    throws IOException, ClassNotFoundException {
    MapOutputCollector<KEY, VALUE> collector
      = (MapOutputCollector<KEY, VALUE>)
                        MapOutputBuffer.class, MapOutputCollector.class), job);"Map output collector class = " + collector.getClass().getName());
    MapOutputCollector.Context context =
                           new MapOutputCollector.Context(this, job, reporter);
    return collector;

In the MapOutputBuffer, you can see both the io.sort.mb and io.sort.spill.percent are used to determine the size of the in memory buffer (maxMemoryUsage).

//sanity checks
      final float spillper =
        job.getFloat(JobContext.MAP_SORT_SPILL_PERCENT, (float)0.8);
      final int sortmb = job.getInt(JobContext.IO_SORT_MB, 100);
      indexCacheMemoryLimit = job.getInt(JobContext.INDEX_CACHE_MEMORY_LIMIT,
      if (spillper > (float)1.0 || spillper <= (float)0.0) {
        throw new IOException("Invalid \"" + JobContext.MAP_SORT_SPILL_PERCENT +
            "\": " + spillper);
      if ((sortmb & 0x7FF) != sortmb) {
        throw new IOException(
            "Invalid \"" + JobContext.IO_SORT_MB + "\": " + sortmb);
      sorter = ReflectionUtils.newInstance(job.getClass("map.sort.class",
            QuickSort.class, IndexedSorter.class), job);
      // buffers and accounting
      int maxMemUsage = sortmb << 20;
      maxMemUsage -= maxMemUsage % METASIZE;
      kvbuffer = new byte[maxMemUsage];

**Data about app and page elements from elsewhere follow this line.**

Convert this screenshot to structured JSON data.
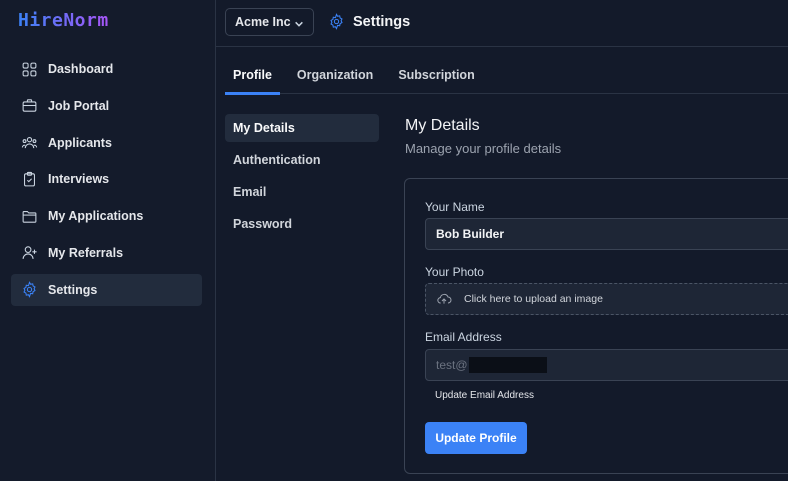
{
  "app": {
    "logo_text": "HireNorm"
  },
  "sidebar": {
    "items": [
      {
        "label": "Dashboard",
        "icon": "grid-icon"
      },
      {
        "label": "Job Portal",
        "icon": "briefcase-icon"
      },
      {
        "label": "Applicants",
        "icon": "users-icon"
      },
      {
        "label": "Interviews",
        "icon": "clipboard-icon"
      },
      {
        "label": "My Applications",
        "icon": "folder-icon"
      },
      {
        "label": "My Referrals",
        "icon": "user-plus-icon"
      },
      {
        "label": "Settings",
        "icon": "gear-icon",
        "active": true
      }
    ]
  },
  "header": {
    "org_select_value": "Acme Inc",
    "page_title": "Settings"
  },
  "tabs": [
    {
      "label": "Profile",
      "active": true
    },
    {
      "label": "Organization"
    },
    {
      "label": "Subscription"
    }
  ],
  "subnav": [
    {
      "label": "My Details",
      "active": true
    },
    {
      "label": "Authentication"
    },
    {
      "label": "Email"
    },
    {
      "label": "Password"
    }
  ],
  "section": {
    "title": "My Details",
    "subtitle": "Manage your profile details"
  },
  "form": {
    "name_label": "Your Name",
    "name_value": "Bob Builder",
    "photo_label": "Your Photo",
    "upload_text": "Click here to upload an image",
    "email_label": "Email Address",
    "email_value": "test@",
    "update_email_link": "Update Email Address",
    "submit_label": "Update Profile"
  },
  "colors": {
    "accent": "#3b82f6",
    "background": "#131a2a",
    "active_item_bg": "#222c3d"
  }
}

To be continued…..

HBase Pluggable Store, Memstore, StoreEngine

I was browsing the HBase codebase and noticed that many components in regionserver module (org.apache.hadoop.hbase.regionserver) had been refactored to become pluggable. This is a cleaner design because it means different implementations of these components can be plugged into HBase easily. Among the new interfaces are

Store, Memstore

The corresponding Implementation classes are

HStore implements Store

DefaultMemoryStore implements Memstore

Furthermore, StoreEngine is now an abstract class and acts as a factory to create StoreFileManager, CompactionPolicy and Compactor.
DefaultStoreEngine extends StoreEngine to create the default compactor, policy, and store file manager. This makes storefile management and compaction pluggable.

You can refer to the corresponding Jira and design doc